WHAT IS BEING ASKED » Send back the listing, word for word.

DATA IN THIS EXERCISE »
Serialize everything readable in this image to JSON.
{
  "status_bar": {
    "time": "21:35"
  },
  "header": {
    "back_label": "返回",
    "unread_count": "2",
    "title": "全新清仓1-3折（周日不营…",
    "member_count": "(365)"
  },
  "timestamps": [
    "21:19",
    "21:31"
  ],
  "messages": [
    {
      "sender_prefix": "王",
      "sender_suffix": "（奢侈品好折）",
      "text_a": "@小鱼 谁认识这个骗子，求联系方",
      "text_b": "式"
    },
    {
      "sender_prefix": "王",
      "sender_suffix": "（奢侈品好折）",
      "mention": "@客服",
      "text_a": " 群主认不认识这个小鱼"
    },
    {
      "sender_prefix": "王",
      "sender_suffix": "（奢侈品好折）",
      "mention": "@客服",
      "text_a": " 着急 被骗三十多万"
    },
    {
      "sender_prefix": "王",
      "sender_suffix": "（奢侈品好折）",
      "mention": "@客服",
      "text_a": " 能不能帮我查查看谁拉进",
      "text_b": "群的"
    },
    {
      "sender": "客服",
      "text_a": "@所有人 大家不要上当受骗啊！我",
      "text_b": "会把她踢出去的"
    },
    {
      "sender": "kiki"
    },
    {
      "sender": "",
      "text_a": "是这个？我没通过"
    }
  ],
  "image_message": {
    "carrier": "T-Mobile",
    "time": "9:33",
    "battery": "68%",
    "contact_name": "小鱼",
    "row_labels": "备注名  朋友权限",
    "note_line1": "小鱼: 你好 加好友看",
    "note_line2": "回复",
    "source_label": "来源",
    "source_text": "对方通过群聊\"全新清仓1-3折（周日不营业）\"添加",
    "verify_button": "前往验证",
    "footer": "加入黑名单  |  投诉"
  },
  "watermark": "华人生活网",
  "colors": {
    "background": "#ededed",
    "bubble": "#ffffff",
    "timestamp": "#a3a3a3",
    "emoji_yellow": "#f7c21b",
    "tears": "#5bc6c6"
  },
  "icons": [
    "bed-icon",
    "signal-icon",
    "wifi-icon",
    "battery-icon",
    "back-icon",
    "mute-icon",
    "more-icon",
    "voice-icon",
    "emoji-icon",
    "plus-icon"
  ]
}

TASK ANSWER »
Serialize everything readable in this image to JSON.
{
  "status_bar": {
    "time": "21:35"
  },
  "header": {
    "back_label": "返回",
    "unread_count": "2",
    "title": "全新清仓1-3折（周日不营…",
    "member_count": "(365)"
  },
  "timestamps": [
    "21:19",
    "21:31"
  ],
  "messages": [
    {
      "sender_prefix": "王",
      "sender_suffix": "（奢侈品好折）",
      "text_a": "@小鱼 谁认识这个骗子，求联系方",
      "text_b": "式"
    },
    {
      "sender_prefix": "王",
      "sender_suffix": "（奢侈品好折）",
      "mention": "@客服",
      "text_a": " 群主认不认识这个小鱼"
    },
    {
      "sender_prefix": "王",
      "sender_suffix": "（奢侈品好折）",
      "mention": "@客服",
      "text_a": " 着急 被骗三十多万"
    },
    {
      "sender_prefix": "王",
      "sender_suffix": "（奢侈品好折）",
      "mention": "@客服",
      "text_a": " 能不能帮我查查看谁拉进",
      "text_b": "群的"
    },
    {
      "sender": "客服",
      "text_a": "@所有人 大家不要上当受骗啊！我",
      "text_b": "会把她踢出去的"
    },
    {
      "sender": "kiki"
    },
    {
      "sender": "",
      "text_a": "是这个？我没通过"
    }
  ],
  "image_message": {
    "carrier": "T-Mobile",
    "time": "9:33",
    "battery": "68%",
    "contact_name": "小鱼",
    "row_labels": "备注名  朋友权限",
    "note_line1": "小鱼: 你好 加好友看",
    "note_line2": "回复",
    "source_label": "来源",
    "source_text": "对方通过群聊\"全新清仓1-3折（周日不营业）\"添加",
    "verify_button": "前往验证",
    "footer": "加入黑名单  |  投诉"
  },
  "watermark": "华人生活网",
  "colors": {
    "background": "#ededed",
    "bubble": "#ffffff",
    "timestamp": "#a3a3a3",
    "emoji_yellow": "#f7c21b",
    "tears": "#5bc6c6"
  },
  "icons": [
    "bed-icon",
    "signal-icon",
    "wifi-icon",
    "battery-icon",
    "back-icon",
    "mute-icon",
    "more-icon",
    "voice-icon",
    "emoji-icon",
    "plus-icon"
  ]
}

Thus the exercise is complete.